But she intends to quit again, Clemmo said.
“And I wish everybody else good luck, too,” she said.
Another “quitter” is Pat Dingler in the customer service booth at Brookshires in Mabank.
Although she currently smokes from a half pack to three quarters of a pack a day, it’s time to quit, she said.
“I have been trying to quit or at least cut back,” she said.
Some smokers are trying to purchase what they can ahead of the tax implementation.
Angela Zabojnik with Brookshires in Mabank said they are not yet experiencing a heavy buying spurt.
“But, we have a five-carton limit for each person,” she said.
“They are buying up everything in sight,” Maggie Oliver, Seven Points Kidd-Jones manager, said.
Customers were reminded ahead of time that the final order for the year was being placed, she said.
“Our next order comes in tomorrow (Thursday), and by Friday, I am expecting to be sold out,” Oliver said.
Connie Shaw, assistant manager of the Seven Points Kidd Jones, is also worried about safety.
“It will make me afraid to go to work alone, because of the cigarette tax,” she explained.
“It will be just like prohibition. If they are going to tax something, let them tax beer and liquor,” Shaw said.
Shaw is a pack-a-day smoker who admits cost is a big problem.
“I cannot any longer afford to smoke,” she said, adding that she is planning to quit.
“I am going to try the patches first, and if they work I’ll be delighted,” she said.
“But if they don’t, I am going to try that One Shot guaranteed thing on the Internet called Quit Smoking.com.
“I am doing it because the cost has gone up, but I am also listening to my grandkids. They are begging me to quit,” Shaw explained.
Some smokers say they have been looking for an excuse to quit, and the tax hike is it.
“I really, really need to quit smoking, so I am going to try.
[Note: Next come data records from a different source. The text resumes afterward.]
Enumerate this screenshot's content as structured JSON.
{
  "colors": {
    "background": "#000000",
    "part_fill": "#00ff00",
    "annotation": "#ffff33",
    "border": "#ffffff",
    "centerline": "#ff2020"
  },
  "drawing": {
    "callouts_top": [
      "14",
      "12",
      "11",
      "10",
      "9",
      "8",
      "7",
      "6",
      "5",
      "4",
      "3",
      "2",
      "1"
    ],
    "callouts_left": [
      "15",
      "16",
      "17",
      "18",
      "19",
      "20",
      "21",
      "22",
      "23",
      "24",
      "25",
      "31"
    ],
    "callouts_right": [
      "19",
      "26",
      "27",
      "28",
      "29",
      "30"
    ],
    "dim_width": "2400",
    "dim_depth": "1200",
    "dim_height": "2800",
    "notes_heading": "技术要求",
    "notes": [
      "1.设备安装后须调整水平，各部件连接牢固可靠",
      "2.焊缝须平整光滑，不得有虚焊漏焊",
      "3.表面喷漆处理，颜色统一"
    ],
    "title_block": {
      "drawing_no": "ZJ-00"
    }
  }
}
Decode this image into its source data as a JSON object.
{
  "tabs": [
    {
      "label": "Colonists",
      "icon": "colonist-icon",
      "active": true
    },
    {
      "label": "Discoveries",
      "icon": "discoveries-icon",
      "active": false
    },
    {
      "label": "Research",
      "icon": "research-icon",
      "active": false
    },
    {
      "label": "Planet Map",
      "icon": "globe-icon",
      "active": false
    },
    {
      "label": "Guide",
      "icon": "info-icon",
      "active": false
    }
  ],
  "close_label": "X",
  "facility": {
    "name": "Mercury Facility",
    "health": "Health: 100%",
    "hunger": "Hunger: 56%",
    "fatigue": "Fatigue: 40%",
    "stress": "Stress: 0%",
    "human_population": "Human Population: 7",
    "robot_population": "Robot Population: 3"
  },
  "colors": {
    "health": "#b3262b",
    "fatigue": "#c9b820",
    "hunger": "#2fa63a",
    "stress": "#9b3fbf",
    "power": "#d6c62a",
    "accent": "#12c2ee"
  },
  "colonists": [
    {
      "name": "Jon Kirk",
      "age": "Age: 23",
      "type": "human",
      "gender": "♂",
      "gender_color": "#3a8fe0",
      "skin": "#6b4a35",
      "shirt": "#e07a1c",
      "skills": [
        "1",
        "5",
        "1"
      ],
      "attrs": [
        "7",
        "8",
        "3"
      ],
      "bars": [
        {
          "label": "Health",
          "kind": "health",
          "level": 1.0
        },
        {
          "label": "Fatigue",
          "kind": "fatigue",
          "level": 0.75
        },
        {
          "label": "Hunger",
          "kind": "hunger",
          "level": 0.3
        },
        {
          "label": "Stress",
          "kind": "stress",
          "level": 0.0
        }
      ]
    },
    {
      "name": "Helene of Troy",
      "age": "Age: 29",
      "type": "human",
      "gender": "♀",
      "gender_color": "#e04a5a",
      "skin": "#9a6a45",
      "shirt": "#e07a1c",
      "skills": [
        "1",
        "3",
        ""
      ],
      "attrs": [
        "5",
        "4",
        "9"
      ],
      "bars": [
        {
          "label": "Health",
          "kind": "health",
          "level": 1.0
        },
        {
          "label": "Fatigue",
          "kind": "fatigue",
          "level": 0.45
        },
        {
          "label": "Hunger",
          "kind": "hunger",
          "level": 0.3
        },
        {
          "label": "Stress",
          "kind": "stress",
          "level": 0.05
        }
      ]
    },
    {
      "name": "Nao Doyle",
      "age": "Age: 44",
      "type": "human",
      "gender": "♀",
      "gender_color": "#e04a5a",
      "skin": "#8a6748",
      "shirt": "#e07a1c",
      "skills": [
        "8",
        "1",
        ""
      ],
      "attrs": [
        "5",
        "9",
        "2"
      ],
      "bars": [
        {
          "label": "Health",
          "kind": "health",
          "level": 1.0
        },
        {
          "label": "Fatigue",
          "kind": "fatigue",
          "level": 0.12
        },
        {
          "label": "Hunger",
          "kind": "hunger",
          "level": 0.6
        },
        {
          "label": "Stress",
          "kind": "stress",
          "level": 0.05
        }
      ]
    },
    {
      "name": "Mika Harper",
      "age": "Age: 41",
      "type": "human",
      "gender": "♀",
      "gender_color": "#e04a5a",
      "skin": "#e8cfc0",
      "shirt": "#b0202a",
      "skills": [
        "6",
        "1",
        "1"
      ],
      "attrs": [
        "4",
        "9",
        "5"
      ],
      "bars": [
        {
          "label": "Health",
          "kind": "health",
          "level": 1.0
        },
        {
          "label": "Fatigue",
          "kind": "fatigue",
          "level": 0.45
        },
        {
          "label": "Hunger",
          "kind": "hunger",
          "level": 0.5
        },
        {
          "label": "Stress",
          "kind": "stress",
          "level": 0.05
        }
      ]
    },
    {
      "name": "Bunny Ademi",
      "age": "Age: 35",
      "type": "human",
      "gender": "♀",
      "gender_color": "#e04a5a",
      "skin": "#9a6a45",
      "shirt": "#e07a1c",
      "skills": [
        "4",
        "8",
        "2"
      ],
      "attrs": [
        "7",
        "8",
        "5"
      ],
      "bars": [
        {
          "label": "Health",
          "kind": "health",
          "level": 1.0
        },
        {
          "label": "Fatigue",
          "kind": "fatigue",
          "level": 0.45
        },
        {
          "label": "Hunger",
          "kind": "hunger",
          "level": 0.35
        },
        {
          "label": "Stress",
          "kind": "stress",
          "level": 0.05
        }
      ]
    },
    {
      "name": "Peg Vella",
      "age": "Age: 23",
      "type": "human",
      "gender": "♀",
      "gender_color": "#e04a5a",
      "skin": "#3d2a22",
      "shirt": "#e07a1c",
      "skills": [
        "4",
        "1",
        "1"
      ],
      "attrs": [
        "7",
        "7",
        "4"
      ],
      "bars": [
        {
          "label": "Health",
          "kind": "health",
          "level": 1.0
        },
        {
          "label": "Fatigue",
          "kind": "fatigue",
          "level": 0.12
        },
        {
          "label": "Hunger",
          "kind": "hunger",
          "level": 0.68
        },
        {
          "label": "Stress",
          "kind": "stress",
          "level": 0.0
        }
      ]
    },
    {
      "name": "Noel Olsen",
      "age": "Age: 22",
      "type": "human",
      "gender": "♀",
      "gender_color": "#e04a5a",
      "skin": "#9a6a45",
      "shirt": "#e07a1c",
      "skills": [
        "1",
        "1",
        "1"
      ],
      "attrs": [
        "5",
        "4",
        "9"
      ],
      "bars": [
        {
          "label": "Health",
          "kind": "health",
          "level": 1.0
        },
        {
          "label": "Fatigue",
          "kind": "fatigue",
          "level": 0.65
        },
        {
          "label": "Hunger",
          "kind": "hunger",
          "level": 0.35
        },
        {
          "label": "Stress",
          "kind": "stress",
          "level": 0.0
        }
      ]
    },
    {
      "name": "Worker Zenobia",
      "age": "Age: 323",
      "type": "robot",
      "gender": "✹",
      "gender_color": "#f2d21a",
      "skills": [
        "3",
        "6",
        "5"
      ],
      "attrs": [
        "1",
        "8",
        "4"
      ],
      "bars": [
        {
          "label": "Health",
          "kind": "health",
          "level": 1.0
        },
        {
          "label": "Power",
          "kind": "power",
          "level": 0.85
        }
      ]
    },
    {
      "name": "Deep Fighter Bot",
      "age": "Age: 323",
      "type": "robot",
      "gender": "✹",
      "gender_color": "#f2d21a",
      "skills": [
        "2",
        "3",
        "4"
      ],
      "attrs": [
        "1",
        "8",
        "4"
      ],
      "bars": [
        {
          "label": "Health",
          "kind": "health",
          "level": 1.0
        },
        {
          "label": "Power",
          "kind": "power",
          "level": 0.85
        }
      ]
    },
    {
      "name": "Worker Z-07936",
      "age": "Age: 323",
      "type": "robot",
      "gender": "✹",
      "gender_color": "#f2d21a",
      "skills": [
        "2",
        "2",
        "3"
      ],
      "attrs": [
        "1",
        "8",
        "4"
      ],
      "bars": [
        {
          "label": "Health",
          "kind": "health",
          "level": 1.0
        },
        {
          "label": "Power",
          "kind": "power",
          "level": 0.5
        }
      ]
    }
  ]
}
Not just because of the tax hike but because I need to,” Wanda Sanders, office manager at West Cedar Creek Municipal Utility District, said.
“I have been planning to quit for a long time,” she said.
A new state business tax, plus the higher cigarette tax and a revised tax on car sales is expected to replace a cut in school property taxes.
The increase in cigarettetaxes is expected to raise approximately $680 million during the next year.
Texas had one of the lowest tobacco tax rates in the nation, but will now be in the top 10 highest, which includes New York.
Opposing the tax hike were the tobacco wholesalers and convenience stores.
Their arguments listed smuggling from both Mexico and other low-tax states as real possibilities.
That possibility became a fact in New York a few years ago when their tax hike, even though it was smaller, became a reality.
A story in the Dec. 25 issue of The Dallas Morning News recounts the events brought on by the tax increase in New York City.
Convenience store break-ins and smuggling created a huge black market, and forced the ATF (Federal Bureau of Alcohol, Tobacco and Firearms) to create a special task force to combat the problem, the story said.
The ATF is prepared to form a similar task force in Texas, should it become necessary.
But proponents of the tax hike pointed to the success of a tax levied in the state of Michigan.
Lawmakers there were facing a budget shortfall and did not hesitate to impose a $2 per pack tax rate on cigarettes, even greater than the $1 added in Texas.
The Michigan increase forced some smokers to quit.
In 2004, there were 681 million packs of cigarettes sold, down from 705 million sold in 2003.
But the tax increase did what it was supposed to do. Fewer smokers paid $993 million in revenue in 2004, compared to $892 million in 2003.
There are still nine low-tax states, which are considered the main source of smuggled cigarettes in the United States.
The low-tax southern states are Alabama, Georgia, Kentucky, Mississippi, North Carolina, South Carolina, Tennessee, Virginia and West Virginia.